Table of Contents
- 1 The Importance of Individualized Instruction
- 1.1 Identifying Learning Disabilities
- 1.2 Creating a Supportive Learning Environment
- 1.3 Breaking Down Tasks into Manageable Steps
- 1.4 Utilizing Multisensory Teaching Techniques
- 1.5 Implementing Assistive Technology
- 1.6 Providing Regular Progress Monitoring
- 1.7 Collaborating with Parents and Specialists
- 1.8 Building Self-Advocacy Skills
- 1.9 Celebrating Achievements and Progress
The Importance of Individualized Instruction
When it comes to teaching students with learning disabilities, one size does not fit all. Each student has unique strengths and weaknesses, and it is crucial for educators to provide individualized instruction to meet their specific needs. By tailoring lessons and activities to suit their learning styles, educators can help these students thrive academically and emotionally.
Identifying Learning Disabilities
Before designing an individualized instruction plan, it is essential to identify the specific learning disabilities a student may have. These disabilities can range from dyslexia and ADHD to auditory processing disorder and dysgraphia. By working closely with the student, their parents, and other professionals, educators can gain a comprehensive understanding of the student’s challenges and strengths.
Creating a Supportive Learning Environment
A supportive learning environment is crucial for students with learning disabilities. Educators should create a classroom that is inclusive, accepting, and free from judgment. This can be achieved by promoting positive peer interactions, fostering a growth mindset, and implementing strategies such as flexible seating and sensory breaks.
Breaking Down Tasks into Manageable Steps
Students with learning disabilities often struggle with executive functioning skills, such as planning, organizing, and prioritizing. To help these students succeed, educators should break down tasks into manageable steps. This can be done by providing clear instructions, using visual aids, and offering additional support as needed.
Utilizing Multisensory Teaching Techniques
Engaging multiple senses can enhance learning for students with learning disabilities. Educators can incorporate multisensory teaching techniques such as hands-on activities, visual aids, and interactive technology. By appealing to different learning styles, educators can help students better understand and retain information.
Implementing Assistive Technology
Assistive technology can be a game-changer for students with learning disabilities. From text-to-speech software to graphic organizers, there are various tools available to support their learning. Educators should stay updated on the latest assistive technology options and integrate them into the classroom to enhance student engagement and success.
Providing Regular Progress Monitoring
Regular progress monitoring is crucial for students with learning disabilities. Educators should assess their progress using a variety of methods, such as informal observations, checklists, and formal assessments. By consistently monitoring their progress, educators can identify areas of improvement and adjust instruction accordingly.

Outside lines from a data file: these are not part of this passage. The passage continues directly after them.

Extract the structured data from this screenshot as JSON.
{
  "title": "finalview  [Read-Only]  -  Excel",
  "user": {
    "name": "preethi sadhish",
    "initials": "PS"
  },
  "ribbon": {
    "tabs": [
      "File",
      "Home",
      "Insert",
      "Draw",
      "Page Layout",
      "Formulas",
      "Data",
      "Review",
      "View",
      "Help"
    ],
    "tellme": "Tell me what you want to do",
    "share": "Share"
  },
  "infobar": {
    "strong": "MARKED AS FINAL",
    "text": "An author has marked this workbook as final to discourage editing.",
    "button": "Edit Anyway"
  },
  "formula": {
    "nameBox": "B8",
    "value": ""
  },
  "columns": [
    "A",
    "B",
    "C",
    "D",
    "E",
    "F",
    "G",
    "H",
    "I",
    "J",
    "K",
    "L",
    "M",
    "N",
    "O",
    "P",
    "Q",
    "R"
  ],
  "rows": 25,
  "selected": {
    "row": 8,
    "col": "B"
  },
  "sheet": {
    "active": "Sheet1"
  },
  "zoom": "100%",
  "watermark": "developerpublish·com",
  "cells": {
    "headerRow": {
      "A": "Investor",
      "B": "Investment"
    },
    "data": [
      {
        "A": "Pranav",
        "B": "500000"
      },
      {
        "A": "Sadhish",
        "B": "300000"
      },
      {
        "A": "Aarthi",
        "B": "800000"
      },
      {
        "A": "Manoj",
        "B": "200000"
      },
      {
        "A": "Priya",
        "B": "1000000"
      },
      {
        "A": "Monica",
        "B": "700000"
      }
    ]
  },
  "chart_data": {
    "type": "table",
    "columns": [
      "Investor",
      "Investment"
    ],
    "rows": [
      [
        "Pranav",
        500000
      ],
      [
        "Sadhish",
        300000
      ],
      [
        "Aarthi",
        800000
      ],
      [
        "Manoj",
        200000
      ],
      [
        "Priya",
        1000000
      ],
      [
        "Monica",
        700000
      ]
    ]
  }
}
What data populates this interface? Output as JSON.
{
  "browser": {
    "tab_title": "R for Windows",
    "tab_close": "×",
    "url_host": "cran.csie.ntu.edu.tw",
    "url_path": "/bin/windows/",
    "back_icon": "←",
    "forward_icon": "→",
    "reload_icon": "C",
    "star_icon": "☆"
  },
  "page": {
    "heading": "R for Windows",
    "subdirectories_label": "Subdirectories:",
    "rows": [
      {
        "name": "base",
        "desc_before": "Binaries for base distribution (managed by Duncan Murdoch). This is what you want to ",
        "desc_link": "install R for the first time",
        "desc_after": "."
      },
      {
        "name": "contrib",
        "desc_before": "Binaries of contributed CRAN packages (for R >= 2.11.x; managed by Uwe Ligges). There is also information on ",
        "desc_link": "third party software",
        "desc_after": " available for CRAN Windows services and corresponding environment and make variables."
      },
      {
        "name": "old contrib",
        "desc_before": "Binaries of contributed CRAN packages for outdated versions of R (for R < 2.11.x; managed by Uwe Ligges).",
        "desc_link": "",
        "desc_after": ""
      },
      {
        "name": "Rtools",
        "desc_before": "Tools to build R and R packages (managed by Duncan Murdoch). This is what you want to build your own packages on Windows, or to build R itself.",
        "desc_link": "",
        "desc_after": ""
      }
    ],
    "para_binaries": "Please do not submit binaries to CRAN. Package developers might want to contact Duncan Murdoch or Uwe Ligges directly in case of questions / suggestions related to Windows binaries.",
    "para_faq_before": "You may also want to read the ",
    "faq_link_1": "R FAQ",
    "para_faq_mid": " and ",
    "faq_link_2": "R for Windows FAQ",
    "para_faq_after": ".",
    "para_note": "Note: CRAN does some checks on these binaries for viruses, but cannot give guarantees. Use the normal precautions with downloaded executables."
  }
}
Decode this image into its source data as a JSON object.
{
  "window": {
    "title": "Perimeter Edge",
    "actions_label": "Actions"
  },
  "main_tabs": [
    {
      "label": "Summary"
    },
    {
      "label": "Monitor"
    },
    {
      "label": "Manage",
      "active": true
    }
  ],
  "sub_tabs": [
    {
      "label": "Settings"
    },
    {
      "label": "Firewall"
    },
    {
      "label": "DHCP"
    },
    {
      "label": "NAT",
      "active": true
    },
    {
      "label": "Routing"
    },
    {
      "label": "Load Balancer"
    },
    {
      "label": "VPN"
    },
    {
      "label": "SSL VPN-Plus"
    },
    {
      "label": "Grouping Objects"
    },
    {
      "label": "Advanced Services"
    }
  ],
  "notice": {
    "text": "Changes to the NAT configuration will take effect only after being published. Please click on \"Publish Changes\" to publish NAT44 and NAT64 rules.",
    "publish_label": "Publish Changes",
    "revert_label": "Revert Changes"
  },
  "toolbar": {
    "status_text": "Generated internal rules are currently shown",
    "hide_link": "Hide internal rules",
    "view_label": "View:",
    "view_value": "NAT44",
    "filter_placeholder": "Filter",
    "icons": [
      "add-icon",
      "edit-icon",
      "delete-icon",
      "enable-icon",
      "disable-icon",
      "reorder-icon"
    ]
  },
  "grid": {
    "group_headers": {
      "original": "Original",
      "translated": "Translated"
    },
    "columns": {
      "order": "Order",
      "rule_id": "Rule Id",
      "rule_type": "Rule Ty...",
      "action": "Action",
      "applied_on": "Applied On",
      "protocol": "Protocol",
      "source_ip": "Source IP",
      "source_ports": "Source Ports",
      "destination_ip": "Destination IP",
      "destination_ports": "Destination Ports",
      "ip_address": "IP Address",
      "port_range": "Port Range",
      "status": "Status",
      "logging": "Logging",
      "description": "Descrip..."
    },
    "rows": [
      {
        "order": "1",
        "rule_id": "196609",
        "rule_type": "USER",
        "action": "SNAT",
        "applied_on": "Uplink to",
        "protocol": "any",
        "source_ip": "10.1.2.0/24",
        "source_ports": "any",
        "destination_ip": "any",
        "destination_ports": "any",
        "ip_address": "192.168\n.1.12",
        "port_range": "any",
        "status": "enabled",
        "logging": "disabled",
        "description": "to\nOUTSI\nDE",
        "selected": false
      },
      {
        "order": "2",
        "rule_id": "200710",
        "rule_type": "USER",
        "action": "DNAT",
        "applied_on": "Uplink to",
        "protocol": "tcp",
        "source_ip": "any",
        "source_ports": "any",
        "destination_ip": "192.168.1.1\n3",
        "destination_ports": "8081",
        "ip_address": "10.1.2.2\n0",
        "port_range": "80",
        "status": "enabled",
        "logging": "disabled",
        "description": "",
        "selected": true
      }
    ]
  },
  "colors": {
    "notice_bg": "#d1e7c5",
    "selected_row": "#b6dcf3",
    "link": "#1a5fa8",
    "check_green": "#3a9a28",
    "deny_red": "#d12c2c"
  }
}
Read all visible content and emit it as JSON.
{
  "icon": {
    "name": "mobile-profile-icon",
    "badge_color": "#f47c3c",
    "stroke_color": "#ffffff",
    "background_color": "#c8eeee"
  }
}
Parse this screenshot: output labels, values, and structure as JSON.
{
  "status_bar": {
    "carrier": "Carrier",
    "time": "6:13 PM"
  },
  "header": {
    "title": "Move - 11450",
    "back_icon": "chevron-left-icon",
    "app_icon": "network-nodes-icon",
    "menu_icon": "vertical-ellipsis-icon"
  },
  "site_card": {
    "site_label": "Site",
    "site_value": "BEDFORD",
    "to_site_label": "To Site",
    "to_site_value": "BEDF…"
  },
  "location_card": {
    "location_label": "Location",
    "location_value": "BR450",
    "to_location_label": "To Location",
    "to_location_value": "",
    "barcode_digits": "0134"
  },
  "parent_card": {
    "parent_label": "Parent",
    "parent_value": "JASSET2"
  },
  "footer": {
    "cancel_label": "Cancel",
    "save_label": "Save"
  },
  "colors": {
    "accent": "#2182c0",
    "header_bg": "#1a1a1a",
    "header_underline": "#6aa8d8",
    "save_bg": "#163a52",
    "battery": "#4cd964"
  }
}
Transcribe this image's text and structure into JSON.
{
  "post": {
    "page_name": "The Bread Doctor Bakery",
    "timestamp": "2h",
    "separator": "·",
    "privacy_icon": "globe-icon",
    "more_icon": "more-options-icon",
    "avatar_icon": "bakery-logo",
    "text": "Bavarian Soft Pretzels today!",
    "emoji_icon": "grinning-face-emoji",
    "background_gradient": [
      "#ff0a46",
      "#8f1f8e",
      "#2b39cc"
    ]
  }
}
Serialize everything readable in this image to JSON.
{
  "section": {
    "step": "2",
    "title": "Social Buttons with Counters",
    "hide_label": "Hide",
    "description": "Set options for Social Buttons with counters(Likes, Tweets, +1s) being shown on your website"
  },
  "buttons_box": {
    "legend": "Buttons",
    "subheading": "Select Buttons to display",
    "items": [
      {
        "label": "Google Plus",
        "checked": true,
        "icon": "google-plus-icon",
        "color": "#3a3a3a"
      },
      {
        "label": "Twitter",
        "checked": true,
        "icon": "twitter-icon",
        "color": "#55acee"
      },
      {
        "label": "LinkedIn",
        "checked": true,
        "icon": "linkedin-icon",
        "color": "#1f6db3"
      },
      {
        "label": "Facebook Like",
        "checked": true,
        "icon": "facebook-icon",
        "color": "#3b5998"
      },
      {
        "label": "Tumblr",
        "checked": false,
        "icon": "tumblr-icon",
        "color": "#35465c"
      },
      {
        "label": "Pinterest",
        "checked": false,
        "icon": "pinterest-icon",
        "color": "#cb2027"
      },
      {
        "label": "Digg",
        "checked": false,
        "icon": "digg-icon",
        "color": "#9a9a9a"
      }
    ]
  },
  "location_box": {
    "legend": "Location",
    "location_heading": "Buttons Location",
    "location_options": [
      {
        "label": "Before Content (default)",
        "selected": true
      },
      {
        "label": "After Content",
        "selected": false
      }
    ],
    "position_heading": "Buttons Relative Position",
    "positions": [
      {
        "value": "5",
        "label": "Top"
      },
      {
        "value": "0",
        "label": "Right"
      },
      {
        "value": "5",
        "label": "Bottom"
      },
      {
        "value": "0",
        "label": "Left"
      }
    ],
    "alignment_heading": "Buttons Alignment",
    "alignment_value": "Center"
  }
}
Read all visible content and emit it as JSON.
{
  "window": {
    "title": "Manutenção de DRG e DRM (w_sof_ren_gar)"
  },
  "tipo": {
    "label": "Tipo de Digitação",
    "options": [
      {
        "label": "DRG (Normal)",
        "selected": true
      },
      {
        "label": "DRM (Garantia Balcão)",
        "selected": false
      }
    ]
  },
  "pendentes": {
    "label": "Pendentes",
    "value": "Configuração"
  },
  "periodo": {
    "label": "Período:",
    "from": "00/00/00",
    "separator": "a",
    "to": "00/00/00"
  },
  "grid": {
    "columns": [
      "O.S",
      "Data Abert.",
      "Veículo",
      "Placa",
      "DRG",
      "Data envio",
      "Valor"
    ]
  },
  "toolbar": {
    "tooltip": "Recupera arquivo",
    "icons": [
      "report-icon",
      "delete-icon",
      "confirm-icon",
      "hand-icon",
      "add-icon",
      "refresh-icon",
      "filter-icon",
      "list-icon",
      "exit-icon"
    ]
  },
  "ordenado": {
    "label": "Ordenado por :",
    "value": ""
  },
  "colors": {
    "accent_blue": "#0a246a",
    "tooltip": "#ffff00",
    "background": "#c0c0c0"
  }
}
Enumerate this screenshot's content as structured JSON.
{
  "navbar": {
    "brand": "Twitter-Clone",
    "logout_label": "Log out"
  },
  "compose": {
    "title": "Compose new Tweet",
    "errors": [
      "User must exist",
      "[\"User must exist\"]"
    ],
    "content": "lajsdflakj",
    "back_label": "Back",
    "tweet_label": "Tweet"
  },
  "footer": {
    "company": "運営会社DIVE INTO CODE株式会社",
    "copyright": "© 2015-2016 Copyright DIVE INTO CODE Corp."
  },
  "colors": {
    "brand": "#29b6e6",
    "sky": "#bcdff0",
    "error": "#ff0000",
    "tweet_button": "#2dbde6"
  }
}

Collaborating with Parents and Specialists
Collaboration is key when it comes to teaching students with learning disabilities. Educators should maintain open lines of communication with parents and specialists, such as speech therapists or occupational therapists. By working together as a team, educators can ensure that the student’s needs are met both inside and outside the classroom.
Building Self-Advocacy Skills
Empowering students with learning disabilities to advocate for themselves is essential for their long-term success. Educators should teach self-advocacy skills, such as self-reflection, self-expression, and self-determination. By equipping students with these skills, educators can help them become more confident, independent learners.
Celebrating Achievements and Progress
Lastly, it is crucial to celebrate the achievements and progress of students with learning disabilities. Recognizing their efforts and highlighting their strengths can boost their self-esteem and motivation. Educators should provide frequent positive reinforcement and create a culture of celebration in the classroom.
In conclusion, teaching students with learning disabilities requires a thoughtful and individualized approach. By creating a supportive learning environment, utilizing multisensory techniques, and collaborating with parents and specialists, educators can help these students reach their full potential. With the right guidance and support, students with learning disabilities can thrive academically and become confident, lifelong learners.